How COVID-19 is affecting RHS students and staff

Schools will be shut down until at least April 27 to try and slow the spread of the deadly virus.


Washington State Gov. Jay Inslee delivers an address on March 23, 2020. (Photo from the official Washington State Office of the Governor)

As most people are aware, the widely spreading COVID-19 virus hit home. School will not be in session until at least April 27 in hopes of preventing the spread of the disease.

For many students, this means a loss of sports, extra-curricular activities, and major events such as choir concerts, Dramafest, and the Daffodil Festival parade. The senior class has especially felt the impact of not being able to experience their many last moments here at Rogers, and senior athletes who play spring sports won’t be able to have their last season as a Ram, or get their senior night.
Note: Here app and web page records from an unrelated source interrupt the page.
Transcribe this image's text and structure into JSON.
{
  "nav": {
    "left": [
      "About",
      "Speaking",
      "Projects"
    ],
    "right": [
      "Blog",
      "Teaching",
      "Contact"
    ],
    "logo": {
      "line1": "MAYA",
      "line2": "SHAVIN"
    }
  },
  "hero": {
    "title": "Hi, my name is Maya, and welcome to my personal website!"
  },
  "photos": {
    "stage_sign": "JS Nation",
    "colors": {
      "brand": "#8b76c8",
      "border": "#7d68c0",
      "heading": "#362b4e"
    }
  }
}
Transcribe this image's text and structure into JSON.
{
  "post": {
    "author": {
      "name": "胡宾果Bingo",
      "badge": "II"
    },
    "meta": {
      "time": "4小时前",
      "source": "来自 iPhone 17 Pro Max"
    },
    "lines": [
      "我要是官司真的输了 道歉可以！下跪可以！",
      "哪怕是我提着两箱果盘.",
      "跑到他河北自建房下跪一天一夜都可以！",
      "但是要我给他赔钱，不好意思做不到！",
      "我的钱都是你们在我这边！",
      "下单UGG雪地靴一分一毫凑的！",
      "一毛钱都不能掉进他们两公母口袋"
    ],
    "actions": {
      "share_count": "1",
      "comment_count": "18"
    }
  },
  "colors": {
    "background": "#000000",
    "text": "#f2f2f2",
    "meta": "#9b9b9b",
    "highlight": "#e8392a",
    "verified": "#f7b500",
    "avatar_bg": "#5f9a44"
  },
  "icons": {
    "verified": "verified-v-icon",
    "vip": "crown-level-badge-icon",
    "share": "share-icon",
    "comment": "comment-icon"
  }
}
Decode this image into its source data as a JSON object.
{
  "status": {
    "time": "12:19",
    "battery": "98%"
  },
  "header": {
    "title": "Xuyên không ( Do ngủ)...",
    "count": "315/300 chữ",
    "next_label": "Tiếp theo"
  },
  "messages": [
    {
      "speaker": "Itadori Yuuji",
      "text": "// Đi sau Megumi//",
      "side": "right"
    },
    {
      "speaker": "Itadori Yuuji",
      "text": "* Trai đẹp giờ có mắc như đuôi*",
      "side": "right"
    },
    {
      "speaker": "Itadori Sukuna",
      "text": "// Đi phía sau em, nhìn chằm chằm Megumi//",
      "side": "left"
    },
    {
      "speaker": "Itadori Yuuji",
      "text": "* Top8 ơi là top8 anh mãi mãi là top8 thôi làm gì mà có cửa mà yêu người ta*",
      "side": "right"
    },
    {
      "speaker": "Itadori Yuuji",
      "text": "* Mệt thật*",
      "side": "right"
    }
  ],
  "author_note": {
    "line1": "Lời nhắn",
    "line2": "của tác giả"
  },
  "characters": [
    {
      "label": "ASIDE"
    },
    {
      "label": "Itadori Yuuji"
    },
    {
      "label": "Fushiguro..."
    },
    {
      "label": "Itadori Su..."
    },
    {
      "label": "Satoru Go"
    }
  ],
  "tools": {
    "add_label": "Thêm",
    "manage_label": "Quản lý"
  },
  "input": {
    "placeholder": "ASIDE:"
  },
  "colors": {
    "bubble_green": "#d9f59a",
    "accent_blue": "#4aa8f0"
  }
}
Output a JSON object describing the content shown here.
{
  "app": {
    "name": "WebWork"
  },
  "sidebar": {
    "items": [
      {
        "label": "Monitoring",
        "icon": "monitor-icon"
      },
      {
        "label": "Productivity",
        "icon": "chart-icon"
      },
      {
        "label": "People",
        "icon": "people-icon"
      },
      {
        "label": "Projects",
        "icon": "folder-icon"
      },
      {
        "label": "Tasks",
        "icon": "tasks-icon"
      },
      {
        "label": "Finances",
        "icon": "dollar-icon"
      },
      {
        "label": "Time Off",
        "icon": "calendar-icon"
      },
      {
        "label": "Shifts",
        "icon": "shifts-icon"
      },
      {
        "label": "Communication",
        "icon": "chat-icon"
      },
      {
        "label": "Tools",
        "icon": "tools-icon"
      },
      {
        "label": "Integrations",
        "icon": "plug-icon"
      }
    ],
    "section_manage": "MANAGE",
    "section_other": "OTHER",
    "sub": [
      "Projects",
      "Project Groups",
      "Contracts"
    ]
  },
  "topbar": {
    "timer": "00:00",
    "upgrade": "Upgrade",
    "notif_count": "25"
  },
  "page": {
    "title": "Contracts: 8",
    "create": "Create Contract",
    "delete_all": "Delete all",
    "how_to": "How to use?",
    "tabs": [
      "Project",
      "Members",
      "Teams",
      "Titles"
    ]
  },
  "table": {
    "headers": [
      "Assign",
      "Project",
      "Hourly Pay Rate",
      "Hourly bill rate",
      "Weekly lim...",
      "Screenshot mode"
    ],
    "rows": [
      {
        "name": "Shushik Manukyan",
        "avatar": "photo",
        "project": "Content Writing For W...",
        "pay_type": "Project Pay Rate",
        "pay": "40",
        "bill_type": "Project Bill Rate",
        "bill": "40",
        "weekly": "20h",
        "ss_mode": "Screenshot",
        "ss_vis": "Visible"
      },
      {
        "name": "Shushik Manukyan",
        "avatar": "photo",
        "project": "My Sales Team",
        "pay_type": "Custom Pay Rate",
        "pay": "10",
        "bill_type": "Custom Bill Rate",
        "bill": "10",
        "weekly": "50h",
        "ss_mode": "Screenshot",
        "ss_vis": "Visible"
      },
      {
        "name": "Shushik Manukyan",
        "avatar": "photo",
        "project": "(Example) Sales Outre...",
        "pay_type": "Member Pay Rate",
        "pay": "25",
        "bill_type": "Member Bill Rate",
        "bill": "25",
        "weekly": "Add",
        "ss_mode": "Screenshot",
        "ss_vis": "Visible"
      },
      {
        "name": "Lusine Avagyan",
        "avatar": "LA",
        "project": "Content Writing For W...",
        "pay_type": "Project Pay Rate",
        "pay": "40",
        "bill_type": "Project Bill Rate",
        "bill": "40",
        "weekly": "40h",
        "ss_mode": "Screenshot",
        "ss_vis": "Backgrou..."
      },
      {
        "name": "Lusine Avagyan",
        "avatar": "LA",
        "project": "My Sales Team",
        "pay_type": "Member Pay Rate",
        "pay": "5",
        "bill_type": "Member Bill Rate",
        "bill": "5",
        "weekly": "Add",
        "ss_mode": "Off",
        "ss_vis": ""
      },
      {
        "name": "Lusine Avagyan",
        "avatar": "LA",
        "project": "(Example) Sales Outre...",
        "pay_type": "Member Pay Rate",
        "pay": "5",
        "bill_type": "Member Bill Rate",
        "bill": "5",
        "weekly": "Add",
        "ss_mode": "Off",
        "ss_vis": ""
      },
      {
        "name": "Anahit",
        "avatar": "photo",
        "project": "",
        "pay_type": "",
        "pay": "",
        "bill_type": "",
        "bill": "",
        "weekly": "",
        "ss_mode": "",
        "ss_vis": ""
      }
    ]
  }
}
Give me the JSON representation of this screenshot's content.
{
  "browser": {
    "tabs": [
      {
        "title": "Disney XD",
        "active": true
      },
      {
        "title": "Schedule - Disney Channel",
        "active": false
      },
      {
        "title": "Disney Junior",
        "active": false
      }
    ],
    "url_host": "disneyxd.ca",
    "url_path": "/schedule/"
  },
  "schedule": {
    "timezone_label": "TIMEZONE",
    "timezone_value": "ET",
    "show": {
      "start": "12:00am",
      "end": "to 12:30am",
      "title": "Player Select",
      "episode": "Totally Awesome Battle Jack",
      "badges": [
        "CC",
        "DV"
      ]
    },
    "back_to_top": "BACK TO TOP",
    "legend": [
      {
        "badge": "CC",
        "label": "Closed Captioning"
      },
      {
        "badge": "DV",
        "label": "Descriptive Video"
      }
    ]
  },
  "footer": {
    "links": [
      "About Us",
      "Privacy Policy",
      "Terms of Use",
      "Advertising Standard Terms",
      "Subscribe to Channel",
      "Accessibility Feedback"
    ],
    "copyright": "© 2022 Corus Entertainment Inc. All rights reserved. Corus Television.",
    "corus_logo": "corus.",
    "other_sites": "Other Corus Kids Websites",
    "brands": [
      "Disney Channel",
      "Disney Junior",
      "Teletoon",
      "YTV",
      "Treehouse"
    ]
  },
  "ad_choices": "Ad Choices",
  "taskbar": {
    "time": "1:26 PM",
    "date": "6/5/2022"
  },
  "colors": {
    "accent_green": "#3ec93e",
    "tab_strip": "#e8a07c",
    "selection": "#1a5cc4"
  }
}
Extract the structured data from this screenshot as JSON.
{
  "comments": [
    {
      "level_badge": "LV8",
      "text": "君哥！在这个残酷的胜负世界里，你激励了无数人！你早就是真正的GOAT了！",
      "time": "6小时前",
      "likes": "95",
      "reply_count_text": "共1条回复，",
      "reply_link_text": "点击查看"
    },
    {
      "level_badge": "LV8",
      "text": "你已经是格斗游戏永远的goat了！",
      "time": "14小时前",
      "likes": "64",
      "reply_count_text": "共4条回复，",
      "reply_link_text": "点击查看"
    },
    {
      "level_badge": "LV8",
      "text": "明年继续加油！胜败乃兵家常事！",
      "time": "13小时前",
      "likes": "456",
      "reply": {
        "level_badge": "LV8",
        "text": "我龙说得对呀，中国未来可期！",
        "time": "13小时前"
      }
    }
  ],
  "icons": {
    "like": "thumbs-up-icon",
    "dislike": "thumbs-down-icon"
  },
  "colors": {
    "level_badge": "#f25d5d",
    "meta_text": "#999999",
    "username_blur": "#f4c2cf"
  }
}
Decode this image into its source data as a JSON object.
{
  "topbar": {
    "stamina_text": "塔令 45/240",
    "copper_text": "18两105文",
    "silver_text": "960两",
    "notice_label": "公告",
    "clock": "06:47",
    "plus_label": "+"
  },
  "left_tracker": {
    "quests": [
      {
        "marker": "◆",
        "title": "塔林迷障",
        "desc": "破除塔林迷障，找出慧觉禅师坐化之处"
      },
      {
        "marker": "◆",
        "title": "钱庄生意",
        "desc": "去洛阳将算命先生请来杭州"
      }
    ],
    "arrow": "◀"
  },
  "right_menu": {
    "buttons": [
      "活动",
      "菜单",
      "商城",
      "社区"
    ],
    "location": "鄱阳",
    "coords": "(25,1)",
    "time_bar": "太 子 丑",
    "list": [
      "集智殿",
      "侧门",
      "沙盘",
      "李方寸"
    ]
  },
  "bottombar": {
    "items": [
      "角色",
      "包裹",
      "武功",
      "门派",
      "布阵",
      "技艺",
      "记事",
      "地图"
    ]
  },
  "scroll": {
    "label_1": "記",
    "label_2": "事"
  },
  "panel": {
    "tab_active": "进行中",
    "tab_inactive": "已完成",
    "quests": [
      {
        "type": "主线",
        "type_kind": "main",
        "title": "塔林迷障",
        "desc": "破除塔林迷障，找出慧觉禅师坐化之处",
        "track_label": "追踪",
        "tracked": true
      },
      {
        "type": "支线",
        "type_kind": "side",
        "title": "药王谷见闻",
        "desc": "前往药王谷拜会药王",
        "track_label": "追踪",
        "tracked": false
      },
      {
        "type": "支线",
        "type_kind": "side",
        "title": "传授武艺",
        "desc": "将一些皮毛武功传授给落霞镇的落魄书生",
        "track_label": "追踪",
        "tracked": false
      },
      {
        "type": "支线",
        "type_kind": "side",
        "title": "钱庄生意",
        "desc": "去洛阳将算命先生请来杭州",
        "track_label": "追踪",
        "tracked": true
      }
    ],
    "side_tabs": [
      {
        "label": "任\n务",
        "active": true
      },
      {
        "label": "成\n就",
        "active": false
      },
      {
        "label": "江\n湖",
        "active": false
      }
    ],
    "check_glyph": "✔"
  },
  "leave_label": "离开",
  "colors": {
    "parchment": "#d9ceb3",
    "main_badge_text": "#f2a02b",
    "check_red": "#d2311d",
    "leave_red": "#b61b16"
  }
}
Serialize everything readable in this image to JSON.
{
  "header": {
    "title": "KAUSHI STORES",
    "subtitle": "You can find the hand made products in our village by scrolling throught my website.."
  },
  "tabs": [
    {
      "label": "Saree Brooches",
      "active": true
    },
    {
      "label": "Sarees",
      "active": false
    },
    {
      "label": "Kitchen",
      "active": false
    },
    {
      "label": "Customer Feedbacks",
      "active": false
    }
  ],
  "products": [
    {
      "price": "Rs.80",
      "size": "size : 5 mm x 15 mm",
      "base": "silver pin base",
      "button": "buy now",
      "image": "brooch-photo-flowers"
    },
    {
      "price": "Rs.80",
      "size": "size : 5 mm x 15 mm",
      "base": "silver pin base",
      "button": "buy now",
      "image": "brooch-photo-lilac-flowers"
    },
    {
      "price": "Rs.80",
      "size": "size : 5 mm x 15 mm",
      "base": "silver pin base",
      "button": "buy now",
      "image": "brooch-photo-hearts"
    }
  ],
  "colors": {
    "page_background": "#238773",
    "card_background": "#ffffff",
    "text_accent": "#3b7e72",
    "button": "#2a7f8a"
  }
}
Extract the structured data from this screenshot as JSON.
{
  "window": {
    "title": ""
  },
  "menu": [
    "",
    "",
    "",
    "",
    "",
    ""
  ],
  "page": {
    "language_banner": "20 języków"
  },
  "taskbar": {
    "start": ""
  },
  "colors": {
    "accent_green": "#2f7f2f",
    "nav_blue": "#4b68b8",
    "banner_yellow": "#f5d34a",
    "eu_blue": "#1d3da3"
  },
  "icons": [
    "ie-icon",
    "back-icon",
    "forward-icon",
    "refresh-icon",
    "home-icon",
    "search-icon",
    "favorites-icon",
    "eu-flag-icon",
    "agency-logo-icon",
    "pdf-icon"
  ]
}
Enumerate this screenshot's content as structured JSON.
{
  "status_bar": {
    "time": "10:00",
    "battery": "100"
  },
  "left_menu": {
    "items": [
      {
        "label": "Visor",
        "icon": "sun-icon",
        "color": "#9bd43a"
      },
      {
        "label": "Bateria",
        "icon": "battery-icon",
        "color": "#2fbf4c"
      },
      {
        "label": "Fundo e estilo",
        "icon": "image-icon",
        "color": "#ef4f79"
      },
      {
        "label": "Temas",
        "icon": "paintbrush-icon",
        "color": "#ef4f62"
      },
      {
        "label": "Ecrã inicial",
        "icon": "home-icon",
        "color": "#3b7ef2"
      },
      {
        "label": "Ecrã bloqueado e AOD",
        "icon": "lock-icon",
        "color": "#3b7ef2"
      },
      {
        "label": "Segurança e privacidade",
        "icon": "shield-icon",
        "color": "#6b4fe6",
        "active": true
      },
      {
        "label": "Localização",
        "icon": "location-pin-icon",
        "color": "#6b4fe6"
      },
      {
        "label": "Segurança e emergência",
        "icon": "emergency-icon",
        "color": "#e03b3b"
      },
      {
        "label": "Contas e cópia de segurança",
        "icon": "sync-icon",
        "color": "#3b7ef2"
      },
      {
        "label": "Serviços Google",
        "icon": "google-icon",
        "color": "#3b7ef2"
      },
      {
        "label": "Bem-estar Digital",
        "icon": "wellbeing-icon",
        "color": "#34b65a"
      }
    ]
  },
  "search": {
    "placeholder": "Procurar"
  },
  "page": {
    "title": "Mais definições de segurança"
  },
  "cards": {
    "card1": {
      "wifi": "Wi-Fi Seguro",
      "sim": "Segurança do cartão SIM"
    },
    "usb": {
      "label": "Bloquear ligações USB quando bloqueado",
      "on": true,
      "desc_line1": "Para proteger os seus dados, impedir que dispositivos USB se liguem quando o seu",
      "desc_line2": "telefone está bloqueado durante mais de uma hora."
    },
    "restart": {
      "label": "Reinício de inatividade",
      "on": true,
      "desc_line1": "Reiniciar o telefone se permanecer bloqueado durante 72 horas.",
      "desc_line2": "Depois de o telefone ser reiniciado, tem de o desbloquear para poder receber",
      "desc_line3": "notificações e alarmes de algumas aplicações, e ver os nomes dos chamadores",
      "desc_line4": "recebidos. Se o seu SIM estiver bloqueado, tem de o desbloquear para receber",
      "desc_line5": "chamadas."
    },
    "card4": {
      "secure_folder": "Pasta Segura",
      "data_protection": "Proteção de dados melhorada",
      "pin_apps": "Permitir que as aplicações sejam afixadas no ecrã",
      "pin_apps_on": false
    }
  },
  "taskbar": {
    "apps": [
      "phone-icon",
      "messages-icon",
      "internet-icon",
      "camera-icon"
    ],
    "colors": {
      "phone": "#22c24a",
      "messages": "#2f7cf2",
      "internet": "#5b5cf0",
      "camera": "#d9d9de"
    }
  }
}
The situation is all a big change that is difficult to adapt to at this time, as our community becomes more and more isolated.

RHS Daffodil princess Megan Gratzer said, “As a senior, it’s super disappointing to have part of the year taken away and be unsure of what the future holds, but I’m hopeful.”

As for teachers, this means moving classes online to a “distance learning” model, which can be difficult to adjust to for both them and students.

AP student Tristan Moczynski, a senior, said, “There is something unique and different about human interactions. I am taking AP Calculus, AP Physics and AP Government, and it is nearly impossible to get that same learning experience and outcome.”

Julia Melchert, a senior who is taking four AP classes, agrees, stating, “It’s difficult to catch new posts and sometimes new assignments. Plus, it’s really inconsistent across classes. I’m sure it’s difficult for teachers to figure out too, so I expect some bumps along the way.”

However, it’s not just AP students who are feeling uncertain.

“I think it will be different because we are held accountable for getting things done…and not having teachers telling us to get work done,” senior Zach Rossmeier said. “Regular classes can’t give us grades so it’s our job if we want to continue to learn content for essentially no grade.”

According to RHS principal Jason Smith, AP Testing is still taking place and will be online as a 45-minute, free-response test. Access to live assistance and instructions from College Board AP Teachers will start on March 25th to help students with review on the AP YouTube Channel.

Staff in the Puyallup School District (teachers, paraeducators, bus drivers, food service workers, and other staff) have come together as one group to tackle this new situation. As an example, food workers are providing meals Monday through Friday 11-12 p.m. to all children up to 18 years of age.

The pandemic has also put a strain on the U.S. economy, with a 20% decline in stock markets according to USA Today news.

Although this point in time is unpredictable and nerve-wracking, we must accept the tragic consequences and work to contain this virus by taking small and frequent precautions. According to the Centers of Disease Control and Prevention, the best way to protect yourself and others is by washing your hands, avoiding close contact, staying home when sick, covering coughs, and cleaning/disinfecting frequently touched surfaces.

By abiding by State Governor Inslee’s orders: his “stay home, stay safe” order, social distancing, closing all places that hold social gatherings of fifty or more, closing nonessential businesses, and turning restaurants or cafes into takeout/delivery only, while also following the five prevention procedures, the Puyallup School District can increase the chance of allowing students to come back to school. We can get through this global pandemic if we all do our part to make the community a safer place!